Skip to main content
Publications lead hero image abstract pattern


Written By:

James Won-Ki Hong, IEEE CTN Editor-in-Chief

Published: 26 Feb 2013


CTN Issue: February 2013

1. Radio Resource Allocation in LTE-Advanced Cellular Networks with M2M Communications

The paper entitled “Radio Resource Allocation in LTE-Advanced Cellular Networks with M2M Communications” presents the Machine-to-Machine (M2M) communications as a means for providing ubiquitous connectivity between machines without the need of human intervention. To support a significantly large number of autonomous devices, the M2M system architecture needs to be extremely power and spectrum efficient, which may be addressed with the aid of the relevant radio resource allocation schemes. In this respect, the currently existing features of M2M services are outlined primarily for LTE-Advanced, including the relevant architectural enhancements proposed by the authors. In particular, when opposed to the traditional human-to- human (H2H) services, such as voice or web streaming, M2M services are shown to have very different requirements on a communication system due to their characteristics and given the large increase in the number of Machine-Type Communication (MTC) devices. Following, various radio resource allocation schemes are described and quantified in terms of their applicability to LTE-Advanced cellular networks with the aim of minimising co-channel interference and maximising network efficiency, and then supported with system-level simulation results demonstrating that the proposed schemes can improve the network performance in terms of user utility. The paper concludes that M2M communications are to be an emerging technology facilitating the deployment of the Internet of Things (IoT) concept by means of, among others, the aforementioned cellular technology.

Title and author(s) of the original paper in IEEE Xplore:
Title: Radio Resource Allocation in LTE-Advanced Cellular Networks with M2M Communications
Author: Kan Zheng, Fanglong Hu, Wenbo Wang, Wei Xiang, and Mischa Dohler
This paper appears in: IEEE Communications Magazine
Issue Date: July 2012

2. Cognitive Network Interference

With the emergence of new wireless applications and devices in the last ten years, there has been a drastic increase in the demand for radio spectrum. Cognitive radio techniques for opportunistic spectrum access are a promising solution to efficiently share the spectrum. Radio devices with cognitive capabilities can learn from the environment spatial and temporal utilization status of the radio spectrum and opportunistically exploit underutilized resources if doing so does not cause interference for other systems. Several off-the-shelf products like ZigBee nodes or WiFi access points use rudimentary cognitive radio techniques by implementing the carrier sensing multiple access (CSMA) protocol. More recently, new cognitive radio techniques have been proposed to enable the deployment of small-cell base stations to provide access to the mobile radio network where the primary (macro-cell) network can't provide the service.
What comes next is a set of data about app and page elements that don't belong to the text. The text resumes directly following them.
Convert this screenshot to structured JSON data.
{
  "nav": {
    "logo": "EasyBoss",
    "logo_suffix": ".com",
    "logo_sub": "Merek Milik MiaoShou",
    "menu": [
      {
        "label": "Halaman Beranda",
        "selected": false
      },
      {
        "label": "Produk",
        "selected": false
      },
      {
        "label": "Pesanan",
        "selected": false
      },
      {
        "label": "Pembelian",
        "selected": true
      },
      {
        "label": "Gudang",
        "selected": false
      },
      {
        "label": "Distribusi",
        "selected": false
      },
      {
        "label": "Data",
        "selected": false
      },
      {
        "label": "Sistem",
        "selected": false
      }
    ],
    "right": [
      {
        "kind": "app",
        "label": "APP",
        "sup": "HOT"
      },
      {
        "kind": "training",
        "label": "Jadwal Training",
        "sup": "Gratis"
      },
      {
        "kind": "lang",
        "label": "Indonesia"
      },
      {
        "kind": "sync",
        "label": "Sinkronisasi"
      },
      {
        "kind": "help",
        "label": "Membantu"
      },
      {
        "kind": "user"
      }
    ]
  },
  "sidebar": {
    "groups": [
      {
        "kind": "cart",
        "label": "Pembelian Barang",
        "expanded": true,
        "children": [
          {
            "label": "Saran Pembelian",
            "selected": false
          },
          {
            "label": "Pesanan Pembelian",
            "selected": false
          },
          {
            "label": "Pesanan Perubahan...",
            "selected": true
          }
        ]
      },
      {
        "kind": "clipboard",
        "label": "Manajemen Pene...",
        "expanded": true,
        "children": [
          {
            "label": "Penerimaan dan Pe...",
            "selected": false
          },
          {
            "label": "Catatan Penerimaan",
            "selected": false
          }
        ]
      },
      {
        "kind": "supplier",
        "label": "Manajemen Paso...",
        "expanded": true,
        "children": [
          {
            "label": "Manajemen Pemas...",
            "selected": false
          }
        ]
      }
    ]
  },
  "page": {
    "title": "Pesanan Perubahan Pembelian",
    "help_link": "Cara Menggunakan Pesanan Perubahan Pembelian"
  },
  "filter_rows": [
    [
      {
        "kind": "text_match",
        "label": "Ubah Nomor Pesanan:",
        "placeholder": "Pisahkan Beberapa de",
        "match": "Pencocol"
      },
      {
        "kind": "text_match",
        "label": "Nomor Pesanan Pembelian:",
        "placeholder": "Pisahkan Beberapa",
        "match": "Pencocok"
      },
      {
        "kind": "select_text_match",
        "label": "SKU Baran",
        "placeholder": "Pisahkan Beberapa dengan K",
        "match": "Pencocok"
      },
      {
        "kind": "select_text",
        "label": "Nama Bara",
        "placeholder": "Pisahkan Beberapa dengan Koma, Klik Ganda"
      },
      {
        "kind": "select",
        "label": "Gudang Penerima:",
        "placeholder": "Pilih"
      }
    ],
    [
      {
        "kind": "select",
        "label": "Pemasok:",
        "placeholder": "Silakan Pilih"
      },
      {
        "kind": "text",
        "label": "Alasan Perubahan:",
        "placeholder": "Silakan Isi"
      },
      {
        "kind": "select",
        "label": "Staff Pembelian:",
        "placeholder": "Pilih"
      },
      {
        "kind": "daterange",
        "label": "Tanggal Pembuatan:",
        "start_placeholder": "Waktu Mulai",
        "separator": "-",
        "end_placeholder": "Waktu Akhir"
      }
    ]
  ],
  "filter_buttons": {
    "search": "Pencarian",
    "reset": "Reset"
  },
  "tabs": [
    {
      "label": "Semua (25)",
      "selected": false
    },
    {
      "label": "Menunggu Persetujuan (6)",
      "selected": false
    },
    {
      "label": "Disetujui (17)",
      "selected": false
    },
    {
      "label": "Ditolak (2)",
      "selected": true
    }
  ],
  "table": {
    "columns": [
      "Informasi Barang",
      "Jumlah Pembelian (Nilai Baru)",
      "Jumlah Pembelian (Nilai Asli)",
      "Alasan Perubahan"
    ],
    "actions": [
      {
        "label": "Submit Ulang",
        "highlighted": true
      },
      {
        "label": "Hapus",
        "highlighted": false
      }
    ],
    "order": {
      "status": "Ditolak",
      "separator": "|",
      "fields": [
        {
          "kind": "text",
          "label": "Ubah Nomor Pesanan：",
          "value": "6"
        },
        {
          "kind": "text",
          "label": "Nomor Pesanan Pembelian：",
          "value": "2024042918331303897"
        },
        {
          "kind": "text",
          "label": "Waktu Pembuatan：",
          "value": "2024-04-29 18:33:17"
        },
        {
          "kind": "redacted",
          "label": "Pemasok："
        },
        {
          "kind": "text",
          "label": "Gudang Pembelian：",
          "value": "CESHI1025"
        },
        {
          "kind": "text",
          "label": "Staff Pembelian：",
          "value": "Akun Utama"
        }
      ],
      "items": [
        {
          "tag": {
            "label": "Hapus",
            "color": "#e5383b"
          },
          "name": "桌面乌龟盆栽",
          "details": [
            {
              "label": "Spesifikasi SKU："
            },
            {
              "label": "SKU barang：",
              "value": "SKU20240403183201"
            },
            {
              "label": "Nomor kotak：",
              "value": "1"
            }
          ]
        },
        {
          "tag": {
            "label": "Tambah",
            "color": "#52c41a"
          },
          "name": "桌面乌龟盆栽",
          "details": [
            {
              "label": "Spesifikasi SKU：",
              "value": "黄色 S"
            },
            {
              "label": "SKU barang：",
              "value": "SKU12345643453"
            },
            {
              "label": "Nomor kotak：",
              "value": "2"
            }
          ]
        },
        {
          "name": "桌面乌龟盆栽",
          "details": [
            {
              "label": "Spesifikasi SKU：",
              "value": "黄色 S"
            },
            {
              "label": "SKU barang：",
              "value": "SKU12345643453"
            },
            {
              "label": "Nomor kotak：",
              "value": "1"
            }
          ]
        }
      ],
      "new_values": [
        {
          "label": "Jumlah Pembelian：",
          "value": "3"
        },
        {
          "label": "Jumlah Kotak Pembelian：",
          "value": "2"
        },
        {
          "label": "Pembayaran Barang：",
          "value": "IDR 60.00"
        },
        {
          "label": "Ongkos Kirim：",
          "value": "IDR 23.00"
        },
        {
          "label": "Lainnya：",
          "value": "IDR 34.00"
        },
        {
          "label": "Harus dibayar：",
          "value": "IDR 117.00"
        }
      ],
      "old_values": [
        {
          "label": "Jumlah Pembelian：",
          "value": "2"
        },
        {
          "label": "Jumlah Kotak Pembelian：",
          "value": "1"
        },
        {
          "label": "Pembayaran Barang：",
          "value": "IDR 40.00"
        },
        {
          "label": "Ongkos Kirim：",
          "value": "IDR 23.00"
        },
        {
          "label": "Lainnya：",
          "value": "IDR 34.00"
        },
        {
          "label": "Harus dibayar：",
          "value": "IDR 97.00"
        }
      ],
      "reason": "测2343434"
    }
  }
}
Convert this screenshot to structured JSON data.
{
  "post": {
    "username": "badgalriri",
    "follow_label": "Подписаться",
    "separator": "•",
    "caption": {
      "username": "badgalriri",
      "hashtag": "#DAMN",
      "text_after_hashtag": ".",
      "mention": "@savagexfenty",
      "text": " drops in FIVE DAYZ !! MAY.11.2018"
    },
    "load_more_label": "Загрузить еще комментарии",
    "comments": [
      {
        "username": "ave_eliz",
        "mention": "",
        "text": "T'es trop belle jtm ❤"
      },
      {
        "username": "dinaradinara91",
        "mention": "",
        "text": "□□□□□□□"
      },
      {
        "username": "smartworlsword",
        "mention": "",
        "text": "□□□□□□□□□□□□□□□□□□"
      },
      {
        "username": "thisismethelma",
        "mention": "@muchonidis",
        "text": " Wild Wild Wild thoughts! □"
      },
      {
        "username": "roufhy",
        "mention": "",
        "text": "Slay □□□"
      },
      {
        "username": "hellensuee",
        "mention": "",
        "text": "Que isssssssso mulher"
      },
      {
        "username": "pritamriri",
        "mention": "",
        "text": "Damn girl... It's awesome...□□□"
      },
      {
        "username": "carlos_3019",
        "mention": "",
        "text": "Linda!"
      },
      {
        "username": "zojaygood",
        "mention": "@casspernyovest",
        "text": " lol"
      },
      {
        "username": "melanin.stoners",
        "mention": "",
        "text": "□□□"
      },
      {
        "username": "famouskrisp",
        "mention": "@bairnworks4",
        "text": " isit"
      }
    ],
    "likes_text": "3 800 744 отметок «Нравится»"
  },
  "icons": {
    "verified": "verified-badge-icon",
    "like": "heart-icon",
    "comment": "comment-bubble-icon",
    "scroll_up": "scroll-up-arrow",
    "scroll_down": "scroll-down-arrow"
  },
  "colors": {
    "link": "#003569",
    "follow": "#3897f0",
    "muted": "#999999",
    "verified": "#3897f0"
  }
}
However, spectrum sharing is challenging since it creates interference from an unknown number of nodes randomly scattered in the network. This article introduces a new statistical model for cognitive network interference (CNI) based on the theory of truncated-stable distributions. The model accounts for sensing procedures, spectrum reuse protocols, and environment-dependent conditions such as path loss, shadowing, and channel fading. This provides an accurate characterization of CNI in realistic environments, making the model very attractive for operators deploying efficient mobile networks (e.g., heterogeneous networks and small cells), industry developing new wireless applications (e.g., internet of things and smart grids), and regulators planning modern spectrum utilization (e.g., cognitive radio and white space technology). This paper is the winner of The IEEE Communications Society William R. Bennett Prize in the Field of Communications Networking, 2012.

Title and author(s) of the original paper in IEEE Xplore:
Title: Cognitive Network Interference
Author: Alberto Rabbachin, Tony Q.S. Quek, Hyundong Shin, and Moe Z. Win
This paper appears in: IEEE Journal on Selected Areas in Communications
Issue Date: February 2011

Statements and opinions given in a work published by the IEEE or the IEEE Communications Society are the expressions of the author(s). Responsibility for the content of published articles rests upon the authors(s), not IEEE nor the IEEE Communications Society.

Sign In to Comment